And my other peeve is not saying thank you after someone went out of their way for you. I’m not from the South but you would think I was. I love thank you notes. I don’t care how it’s sent – whether it’s a handwritten note, an email or a call. It doesn’t need to be on fancy stationery or contain long-winded paragraphs or be a long phone call but there should always be an acknowledgement of thanks.

And since I am absolutely not perfect, check out tomorrow’s post when I point out where I don’t do so well.

A Warm Welcome…Or Is It?

I always get a little skittish going through Customs, even though I have nothing to hide. When the customs officers flip through my passport, and ask a few questions about my travels, I always get a little bit nervous. Why? I don’t know. Maybe because the fear of not getting ‘let back’ in is a little bit nerve-racking.

Did I go over my allotted money to spend abroad? Am I going to get asked what I was doing (traveling!)? When I lived in London, it was during the foot and mouth disease outbreak, was the chocolate I brought back going to get confiscated? Milk products were iffy and I made the call to bring it in the country. There was no major outbreak from my decision if I recall correctly and I believe I did tell customs about my purchase.

Then there are the things you want to bring in but are not certain they will make it. Like the British man I sat next to on a flight from London to New York. He had a cheese wheel. A serious cheese wheel in the overhead compartment. It was his entire carry-on. We parted ways as I entered through the US citizen line and he did not so I have no idea if that cheese wheel made it in, but I imagine if it did not, the customs agent had a field day eating it.

And then there are those items that you are absolutely certain you can take home, but don’t make it farther than the gate at the starting airport.

Wandering Earl, a permanent nomad, has had some amazing travel experiences, and some ‘not-so-great returning to the States’ experiences, like when US Customs found a bullet in his pocket.

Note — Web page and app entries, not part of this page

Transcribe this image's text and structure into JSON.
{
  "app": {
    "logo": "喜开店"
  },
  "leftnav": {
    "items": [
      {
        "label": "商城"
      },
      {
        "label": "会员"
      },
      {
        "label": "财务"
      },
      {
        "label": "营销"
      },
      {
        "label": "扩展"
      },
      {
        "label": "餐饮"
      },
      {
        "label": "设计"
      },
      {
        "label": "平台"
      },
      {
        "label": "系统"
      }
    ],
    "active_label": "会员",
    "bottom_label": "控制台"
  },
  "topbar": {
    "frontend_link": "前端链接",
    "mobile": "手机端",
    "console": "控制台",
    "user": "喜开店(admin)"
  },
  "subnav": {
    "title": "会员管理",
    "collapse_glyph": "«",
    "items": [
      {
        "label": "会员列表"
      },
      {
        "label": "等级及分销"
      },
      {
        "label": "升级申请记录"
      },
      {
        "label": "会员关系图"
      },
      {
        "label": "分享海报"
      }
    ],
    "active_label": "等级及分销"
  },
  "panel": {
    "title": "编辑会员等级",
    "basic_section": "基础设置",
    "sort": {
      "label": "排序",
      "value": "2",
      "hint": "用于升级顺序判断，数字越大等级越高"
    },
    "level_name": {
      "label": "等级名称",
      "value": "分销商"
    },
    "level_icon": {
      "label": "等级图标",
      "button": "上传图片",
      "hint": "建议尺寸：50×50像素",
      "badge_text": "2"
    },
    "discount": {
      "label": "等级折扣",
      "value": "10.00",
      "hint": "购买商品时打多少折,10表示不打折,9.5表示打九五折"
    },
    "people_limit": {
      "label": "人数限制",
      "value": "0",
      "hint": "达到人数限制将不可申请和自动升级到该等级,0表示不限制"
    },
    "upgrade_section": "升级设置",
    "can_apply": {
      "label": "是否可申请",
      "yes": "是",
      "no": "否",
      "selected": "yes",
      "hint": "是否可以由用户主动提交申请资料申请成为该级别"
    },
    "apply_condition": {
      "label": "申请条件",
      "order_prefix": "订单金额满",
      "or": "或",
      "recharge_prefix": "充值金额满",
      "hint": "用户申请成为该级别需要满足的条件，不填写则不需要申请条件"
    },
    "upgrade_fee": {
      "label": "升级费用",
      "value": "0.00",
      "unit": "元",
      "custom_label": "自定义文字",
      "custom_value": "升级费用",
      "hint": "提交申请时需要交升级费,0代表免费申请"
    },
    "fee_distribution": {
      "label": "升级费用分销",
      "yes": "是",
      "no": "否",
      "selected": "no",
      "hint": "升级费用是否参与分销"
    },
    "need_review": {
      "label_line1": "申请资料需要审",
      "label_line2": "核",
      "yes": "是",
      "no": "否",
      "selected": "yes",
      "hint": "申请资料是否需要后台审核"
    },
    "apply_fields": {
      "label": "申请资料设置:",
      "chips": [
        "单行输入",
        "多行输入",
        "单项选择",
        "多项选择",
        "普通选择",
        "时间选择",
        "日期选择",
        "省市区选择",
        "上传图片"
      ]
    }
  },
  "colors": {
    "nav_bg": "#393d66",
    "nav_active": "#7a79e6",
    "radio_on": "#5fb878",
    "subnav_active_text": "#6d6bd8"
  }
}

But when he was recently welcomed home, with open arms, it makes you wonder, why does this agent stick out? Shouldn’t there be a lot more of these agents, than not?